June 25, 2009 |  6:15 pm

Godspell The longevity of "Godspell" owes as much to its ecumenical take on the Gospel of St. Matthew as to its rampant tunefulness. Both aspects adorn the Knightsbridge Theatre staging of Stephen Schwartz and John-Michael Tebelak's indestructible 1971 rock musical. 
Director Chuck McCollum takes songwriter Schwartz's view of "Godspell" as the formation of a community to heart. This doesn't explain the prologue in prison uniforms on designer John Paul De Leonardis' holding pen, but that becomes irrelevant at the advent of John the Baptist (René Guerrero). He delivers "Prepare Ye," the set opens up and the full-voiced cast joyously exits. 
They return as Melrose Avenue denizens, wearing costumer Christina Wright's thrift-store chic once unaffected Jesus (Sterling Sulieman) arrives in his boxers. Thereafter, Tebelak's improv-slanted parables and Schwartz's evergreen songs take flight. Musical director Jan Roper winningly re-orchestrates the score, and choreographer Allison Bibicoff exhibits considerable wit. 
Sulieman, aptly sunny, contrasts well with Guerrero, whose shift to Judas occurs imperceptibly. Jenny Weaver offers a galvanic "Day by Day," Cloie Wyatt Taylor a righteous "Bless the Lord," and Maria Lee incinerates the aisles with "Turn Back, O Man." Talo Silveyra soars through "All Good Gifts," while Zach Bandler turns "We Beseech Thee" into a revivalist rave-up. Kelly Boczek, Tracy Thomas and the incorrigible Jason B. Hightower complete an engaging roster. 
Their precocity and McCollum's stage maneuvers can feel over-studied, with the ending just missing full catharsis. Yet there's no missing the rapt joie de vivre, which ensures that we learn "Godspell's" lessons well.

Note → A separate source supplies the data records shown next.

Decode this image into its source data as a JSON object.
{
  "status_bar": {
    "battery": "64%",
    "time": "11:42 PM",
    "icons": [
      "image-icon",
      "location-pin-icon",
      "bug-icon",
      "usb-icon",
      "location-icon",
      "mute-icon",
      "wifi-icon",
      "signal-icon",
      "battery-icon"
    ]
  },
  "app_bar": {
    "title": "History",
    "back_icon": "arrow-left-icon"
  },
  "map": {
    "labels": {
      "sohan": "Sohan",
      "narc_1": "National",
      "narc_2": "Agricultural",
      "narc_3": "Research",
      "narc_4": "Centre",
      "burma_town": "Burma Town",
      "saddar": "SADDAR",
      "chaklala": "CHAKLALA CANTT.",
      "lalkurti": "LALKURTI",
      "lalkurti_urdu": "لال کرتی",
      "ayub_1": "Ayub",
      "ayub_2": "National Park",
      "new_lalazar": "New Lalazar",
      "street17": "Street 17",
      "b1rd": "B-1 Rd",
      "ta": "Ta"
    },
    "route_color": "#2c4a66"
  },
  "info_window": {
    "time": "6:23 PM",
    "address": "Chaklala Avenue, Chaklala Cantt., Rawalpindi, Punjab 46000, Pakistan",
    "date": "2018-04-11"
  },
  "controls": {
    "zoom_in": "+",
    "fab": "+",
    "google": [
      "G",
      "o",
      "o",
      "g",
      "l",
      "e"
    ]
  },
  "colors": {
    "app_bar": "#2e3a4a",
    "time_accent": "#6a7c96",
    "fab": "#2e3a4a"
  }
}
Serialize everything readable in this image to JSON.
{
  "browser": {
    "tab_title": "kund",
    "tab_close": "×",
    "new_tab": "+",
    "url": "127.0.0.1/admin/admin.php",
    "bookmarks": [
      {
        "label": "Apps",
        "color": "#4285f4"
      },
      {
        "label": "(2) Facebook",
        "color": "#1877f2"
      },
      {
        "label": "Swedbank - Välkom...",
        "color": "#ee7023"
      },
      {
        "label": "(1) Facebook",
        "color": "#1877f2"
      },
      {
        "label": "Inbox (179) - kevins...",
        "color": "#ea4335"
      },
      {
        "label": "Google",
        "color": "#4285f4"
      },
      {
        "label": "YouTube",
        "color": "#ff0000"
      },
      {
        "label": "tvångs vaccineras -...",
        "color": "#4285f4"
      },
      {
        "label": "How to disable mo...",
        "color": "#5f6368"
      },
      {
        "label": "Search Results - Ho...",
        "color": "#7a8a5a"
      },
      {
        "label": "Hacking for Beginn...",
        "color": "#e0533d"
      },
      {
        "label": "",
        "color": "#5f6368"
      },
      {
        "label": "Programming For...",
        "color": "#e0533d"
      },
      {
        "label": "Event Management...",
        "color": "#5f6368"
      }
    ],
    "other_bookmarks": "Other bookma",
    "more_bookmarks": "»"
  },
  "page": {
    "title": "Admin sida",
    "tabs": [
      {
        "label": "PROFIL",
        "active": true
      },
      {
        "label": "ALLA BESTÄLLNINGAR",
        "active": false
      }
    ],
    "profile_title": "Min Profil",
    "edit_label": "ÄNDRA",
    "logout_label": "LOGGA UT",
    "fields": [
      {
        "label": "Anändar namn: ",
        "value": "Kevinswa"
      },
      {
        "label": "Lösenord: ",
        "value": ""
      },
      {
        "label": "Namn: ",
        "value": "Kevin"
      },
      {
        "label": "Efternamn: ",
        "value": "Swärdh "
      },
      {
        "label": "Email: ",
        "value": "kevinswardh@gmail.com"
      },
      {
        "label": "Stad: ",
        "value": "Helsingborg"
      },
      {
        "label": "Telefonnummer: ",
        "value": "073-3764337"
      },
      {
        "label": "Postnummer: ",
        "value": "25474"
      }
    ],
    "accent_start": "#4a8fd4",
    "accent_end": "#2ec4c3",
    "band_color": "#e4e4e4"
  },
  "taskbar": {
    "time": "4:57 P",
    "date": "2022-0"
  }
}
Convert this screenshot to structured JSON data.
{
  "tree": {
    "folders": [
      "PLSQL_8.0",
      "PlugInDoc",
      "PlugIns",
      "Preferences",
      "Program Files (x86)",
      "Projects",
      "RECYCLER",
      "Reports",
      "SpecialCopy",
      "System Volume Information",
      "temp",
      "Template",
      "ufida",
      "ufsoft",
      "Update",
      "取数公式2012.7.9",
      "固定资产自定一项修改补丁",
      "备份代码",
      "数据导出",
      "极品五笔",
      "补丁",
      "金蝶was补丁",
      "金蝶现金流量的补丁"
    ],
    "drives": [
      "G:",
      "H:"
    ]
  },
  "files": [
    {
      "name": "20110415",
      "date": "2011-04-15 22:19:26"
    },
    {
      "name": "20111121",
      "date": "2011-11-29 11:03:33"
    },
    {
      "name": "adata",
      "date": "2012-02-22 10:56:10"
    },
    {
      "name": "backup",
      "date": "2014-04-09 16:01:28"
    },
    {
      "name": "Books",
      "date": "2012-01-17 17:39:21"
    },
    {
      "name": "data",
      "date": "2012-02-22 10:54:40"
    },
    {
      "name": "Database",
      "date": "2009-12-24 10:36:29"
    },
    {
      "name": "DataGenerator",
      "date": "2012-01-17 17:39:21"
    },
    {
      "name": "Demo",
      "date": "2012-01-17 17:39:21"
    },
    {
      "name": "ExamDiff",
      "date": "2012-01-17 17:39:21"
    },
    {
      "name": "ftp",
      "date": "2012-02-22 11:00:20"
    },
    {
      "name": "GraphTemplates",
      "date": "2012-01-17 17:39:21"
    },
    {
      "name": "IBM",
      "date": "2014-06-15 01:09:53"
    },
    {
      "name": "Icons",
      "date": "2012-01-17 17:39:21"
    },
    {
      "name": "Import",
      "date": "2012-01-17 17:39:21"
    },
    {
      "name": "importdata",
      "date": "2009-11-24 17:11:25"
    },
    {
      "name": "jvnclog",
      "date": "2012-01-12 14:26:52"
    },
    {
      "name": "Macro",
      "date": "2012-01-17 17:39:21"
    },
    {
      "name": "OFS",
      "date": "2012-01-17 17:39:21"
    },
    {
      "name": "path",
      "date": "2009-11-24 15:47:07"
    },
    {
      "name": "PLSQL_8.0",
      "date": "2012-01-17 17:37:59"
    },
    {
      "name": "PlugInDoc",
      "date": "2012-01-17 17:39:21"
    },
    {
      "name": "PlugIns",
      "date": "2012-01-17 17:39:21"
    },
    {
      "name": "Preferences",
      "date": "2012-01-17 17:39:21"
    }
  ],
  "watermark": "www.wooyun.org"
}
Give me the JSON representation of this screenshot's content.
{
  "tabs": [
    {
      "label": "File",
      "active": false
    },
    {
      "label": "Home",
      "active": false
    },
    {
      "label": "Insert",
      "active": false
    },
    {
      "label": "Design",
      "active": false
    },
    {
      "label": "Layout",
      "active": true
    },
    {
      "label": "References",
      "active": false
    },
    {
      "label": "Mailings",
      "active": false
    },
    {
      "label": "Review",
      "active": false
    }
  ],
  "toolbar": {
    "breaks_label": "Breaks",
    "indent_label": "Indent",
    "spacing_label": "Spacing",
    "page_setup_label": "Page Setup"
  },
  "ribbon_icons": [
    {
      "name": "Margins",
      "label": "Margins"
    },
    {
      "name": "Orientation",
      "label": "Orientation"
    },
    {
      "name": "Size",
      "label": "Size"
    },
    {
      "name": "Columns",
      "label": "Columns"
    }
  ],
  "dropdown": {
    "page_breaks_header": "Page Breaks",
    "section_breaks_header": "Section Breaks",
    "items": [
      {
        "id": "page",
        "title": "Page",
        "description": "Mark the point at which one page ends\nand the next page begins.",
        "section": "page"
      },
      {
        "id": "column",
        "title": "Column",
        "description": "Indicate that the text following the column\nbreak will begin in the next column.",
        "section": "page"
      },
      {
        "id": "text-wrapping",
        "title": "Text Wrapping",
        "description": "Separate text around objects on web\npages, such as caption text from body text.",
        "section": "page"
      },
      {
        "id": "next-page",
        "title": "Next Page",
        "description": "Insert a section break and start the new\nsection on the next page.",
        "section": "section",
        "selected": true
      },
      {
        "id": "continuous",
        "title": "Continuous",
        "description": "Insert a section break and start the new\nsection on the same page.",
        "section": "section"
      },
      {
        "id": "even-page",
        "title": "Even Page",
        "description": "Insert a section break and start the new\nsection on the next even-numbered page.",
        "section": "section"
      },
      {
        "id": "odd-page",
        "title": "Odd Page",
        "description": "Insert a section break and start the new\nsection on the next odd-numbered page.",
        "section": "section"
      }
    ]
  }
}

-- David C. Nichols
"Godspell," Knightsbridge Theatre, 1944 Riverside Drive, L.A. 8 p.m. Saturdays, 3 p.m. Sundays. No show July 4. Ends July 12. $20. (323) 667-0955. Running time: 2 hours, 15 minutes.

*An earlier version of this review misspelled Zach Bandler's name as Bindler.

Photo: Maria Lee. Credit: Marshall Bissett.